Staying active at your desk

Staying active at your desk

As a nation, we have become increasingly less active.  For many people the working day means sitting at your desk. Add to that sitting down while travelling to and from work, and spending a lot of time sat down in the evening!  The problems is that sedentary behaviour such as spending all day sitting at your desk can be bad for your posture and your health

Is sitting down a health risk?

There is growing research evidence that a range of serious health risks are may be connected to prolonged or excessive sitting. That’s bad news if you are sat at your desk for long periods.

The health problems associated with prolonged periods of sitting down include a greater risk of: weight gain, cardiovascular disease, cancer, back or neck pain, muscle degeneration and more.  Check out the Get Britain Standing website for more details of the risk of sedentary behaviour or their expert statement  the risks associated with the sedentary office.

So there is growing evidence to support the benefits of being more active in our workplaces. Even if you are desk based there are simple ways that you can  bring a little activity into your day.

Tips for a health day at your desk

  • Remember to take breaks from your screen – this is for your eyes and opportunity to move.
  • Try to stand up and move about when you can – stand up when on the phone, try stand up meetings (you might find they are shorter too!)
  • Walk across the office to speak to someone rather than emailing them.
  • Commit to using the stairs not the lift.
  • Go for a lunchtime walk – getting away from you desk and out the office has benefits for your health and can boost you concentration and productivity in the afternoon.
  • Ask your employer about getting some sit-stand desks.

If, like many people, you are tied to a desk and a computer for long periods you’ll know that this can result in poor posture, back ache and stiff shoulders.  When working at our PC we know we should sit up with a good neutral spine.  So this might be a good time to give your workstation an ‘MOT’ and make sure it is set up to support good posture.

Even if you set up your workstation properly, you can soon slip into bad habits. All too often you’ll find yourself slouching , your shoulders rounding or your head tilting down. Firstly, you can be mindful of your posture throughout the day. Making a quick mental check of your posture as you go to a new email or wait for something to download would be a good start. There are also some simple stretches and exercises you can do at your desk to relieve stiffness, and can help improve your posture.

 

Exercises and stretches you can do to be active at your desk

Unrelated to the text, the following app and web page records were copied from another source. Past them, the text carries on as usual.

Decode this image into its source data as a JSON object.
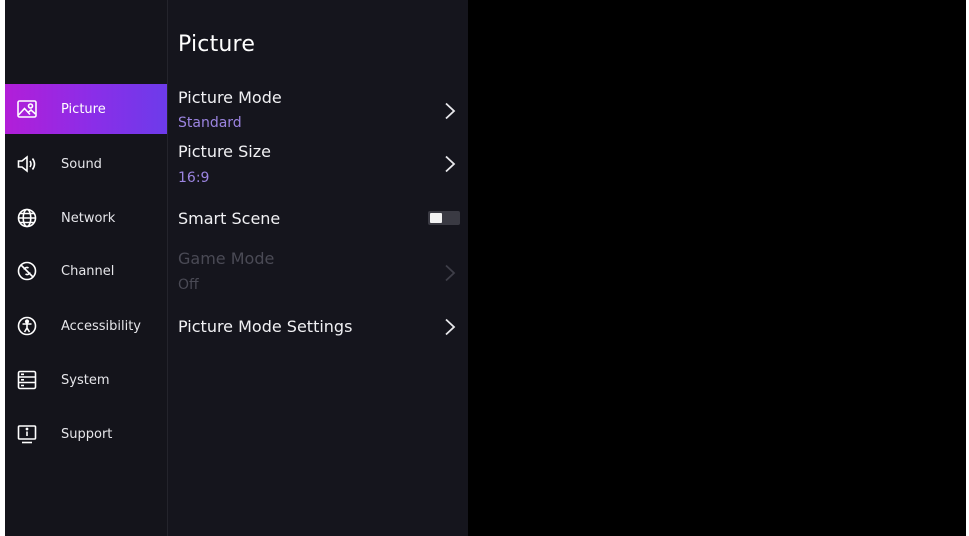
{
  "sidebar": {
    "items": [
      {
        "label": "Picture",
        "icon": "picture-icon",
        "active": true
      },
      {
        "label": "Sound",
        "icon": "speaker-icon",
        "active": false
      },
      {
        "label": "Network",
        "icon": "globe-icon",
        "active": false
      },
      {
        "label": "Channel",
        "icon": "channel-icon",
        "active": false
      },
      {
        "label": "Accessibility",
        "icon": "accessibility-icon",
        "active": false
      },
      {
        "label": "System",
        "icon": "system-icon",
        "active": false
      },
      {
        "label": "Support",
        "icon": "support-icon",
        "active": false
      }
    ]
  },
  "panel": {
    "title": "Picture",
    "items": [
      {
        "label": "Picture Mode",
        "value": "Standard",
        "control": "chevron",
        "enabled": true
      },
      {
        "label": "Picture Size",
        "value": "16:9",
        "control": "chevron",
        "enabled": true
      },
      {
        "label": "Smart Scene",
        "value": "",
        "control": "toggle",
        "toggle_on": false,
        "enabled": true
      },
      {
        "label": "Game Mode",
        "value": "Off",
        "control": "chevron",
        "enabled": false
      },
      {
        "label": "Picture Mode Settings",
        "value": "",
        "control": "chevron",
        "enabled": true
      }
    ]
  },
  "colors": {
    "accent_start": "#b21ed8",
    "accent_end": "#6d3bea",
    "value_text": "#9b84e0",
    "panel_bg": "#15151d",
    "sidebar_bg": "#14141b"
  }
}
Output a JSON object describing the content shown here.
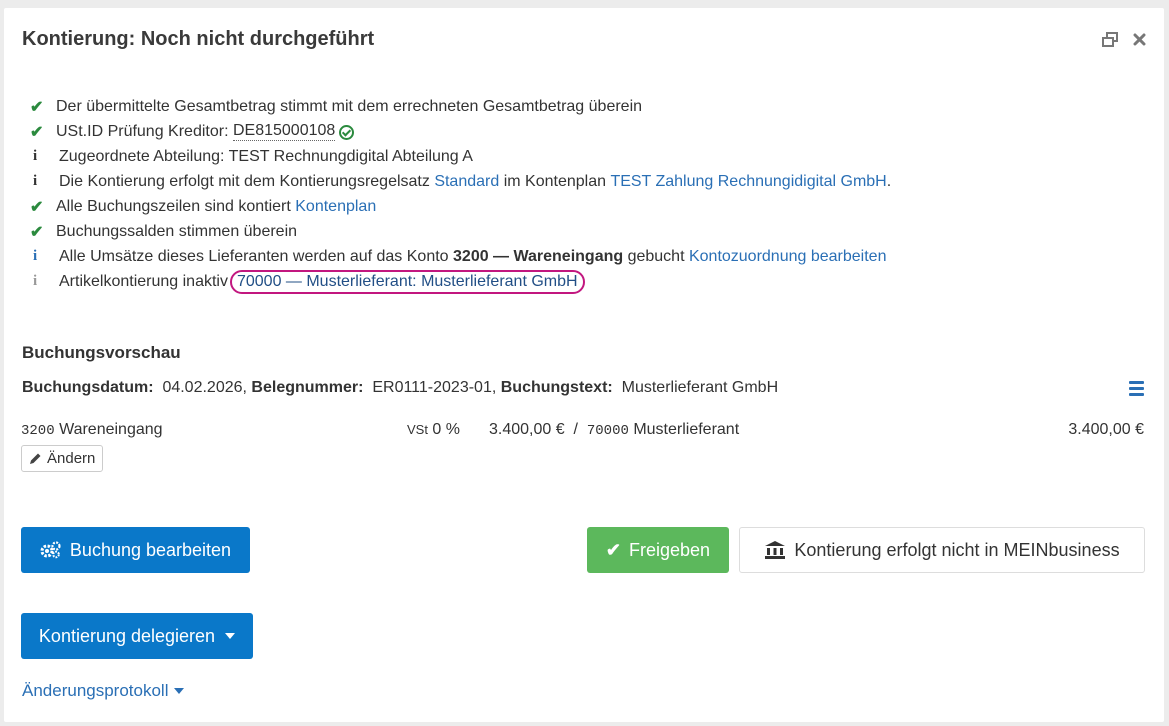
{
  "dialog": {
    "title": "Kontierung: Noch nicht durchgeführt"
  },
  "checks": [
    {
      "icon": "check-icon",
      "text": "Der übermittelte Gesamtbetrag stimmt mit dem errechneten Gesamtbetrag überein"
    },
    {
      "icon": "check-icon",
      "prefix": "USt.ID Prüfung Kreditor: ",
      "value": "DE815000108"
    },
    {
      "icon": "info-icon",
      "text": "Zugeordnete Abteilung: TEST Rechnungdigital Abteilung A"
    },
    {
      "icon": "info-icon",
      "prefix": "Die Kontierung erfolgt mit dem Kontierungsregelsatz ",
      "link1": "Standard",
      "middle": " im Kontenplan ",
      "link2": "TEST Zahlung Rechnungidigital GmbH",
      "suffix": "."
    },
    {
      "icon": "check-icon",
      "prefix": "Alle Buchungszeilen sind kontiert ",
      "link": "Kontenplan"
    },
    {
      "icon": "check-icon",
      "text": "Buchungssalden stimmen überein"
    },
    {
      "icon": "info-icon",
      "prefix": "Alle Umsätze dieses Lieferanten werden auf das Konto ",
      "bold": "3200 — Wareneingang",
      "middle": " gebucht ",
      "link": "Kontozuordnung bearbeiten"
    },
    {
      "icon": "info-icon",
      "prefix": "Artikelkontierung inaktiv",
      "link": "70000 — Musterlieferant: Musterlieferant GmbH"
    }
  ],
  "preview": {
    "title": "Buchungsvorschau",
    "date_label": "Buchungsdatum:",
    "date_value": "04.02.2026,",
    "beleg_label": "Belegnummer:",
    "beleg_value": "ER0111-2023-01,",
    "text_label": "Buchungstext:",
    "text_value": "Musterlieferant GmbH",
    "row": {
      "account_no": "3200",
      "account_name": "Wareneingang",
      "vst_label": "VSt",
      "vst_value": "0 %",
      "amount": "3.400,00 €",
      "sep": "/",
      "creditor_no": "70000",
      "creditor_name": "Musterlieferant",
      "total": "3.400,00 €"
    },
    "change_label": "Ändern"
  },
  "buttons": {
    "edit": "Buchung bearbeiten",
    "approve": "Freigeben",
    "external": "Kontierung erfolgt nicht in MEINbusiness",
    "delegate": "Kontierung delegieren",
    "log": "Änderungsprotokoll"
  },
  "colors": {
    "primary": "#0a78c9",
    "success": "#5cb85c",
    "check": "#2b8a3e",
    "link": "#2a6fb5",
    "highlight": "#c2177f"
  }
}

  1. Shoulder rolls – simply sit up straight and roll your shoulder up and back to shrugs
  2. Chest stretches – bring your arms up to shoulder level and out to the side, bend your elbows at 90 degrees so your forearms are vertical. Now push your elbows back to stretch across your chest
  3. Shoulder squeezes – sit up straight and roll your shoulders back (see no 1), then hold your arms straight out to your sides at shoulder level – like a T shape. Squeeze your shoulder blades together (it’s only a small movement) and relax.
  4. Glute squeezes – your glutes are the muscles in your bottom that you sit on. Sit up straight, and simply squeeze these muscles (you should feel yourself lifting up slightly as your do). Hold for a few seconds and relax. Do both sides together our do alternate sides.
  5. Trunk twists – keeping your hips levels and still, rotate at the waist turning to one side and then other.

Ok, so you may get a few funny looks in the office. But explain to your colleagues what you are doing and why – you never know they may join in! Doing these during the day (a little and often) can ensure you are not fixed in one position for any length of time. They will also strengthen your core and back muscles to help you maintain good posture while sitting

If you want more help strengthening your core muscles and improving your flexibility get in touch.